Stored data:
--*--

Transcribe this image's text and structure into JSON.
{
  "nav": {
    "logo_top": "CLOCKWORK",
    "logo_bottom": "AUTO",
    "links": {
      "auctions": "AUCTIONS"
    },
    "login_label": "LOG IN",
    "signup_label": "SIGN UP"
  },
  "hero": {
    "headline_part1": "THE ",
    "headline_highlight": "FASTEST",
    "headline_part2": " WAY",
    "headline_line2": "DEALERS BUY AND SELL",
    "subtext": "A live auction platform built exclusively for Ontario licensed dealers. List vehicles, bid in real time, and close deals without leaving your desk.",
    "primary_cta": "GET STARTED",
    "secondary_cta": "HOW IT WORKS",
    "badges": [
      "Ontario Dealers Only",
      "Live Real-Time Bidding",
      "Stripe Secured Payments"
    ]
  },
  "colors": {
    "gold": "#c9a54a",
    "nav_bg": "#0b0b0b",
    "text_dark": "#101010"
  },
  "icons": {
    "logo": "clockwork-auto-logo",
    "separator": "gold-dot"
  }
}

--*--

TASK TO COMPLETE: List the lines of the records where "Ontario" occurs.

EXPECTED ANSWER:
    "subtext": "A live auction platform built exclusively for Ontario licensed dealers. List vehicles, bid in real time, and close deals without leaving your desk.",
      "Ontario Dealers Only",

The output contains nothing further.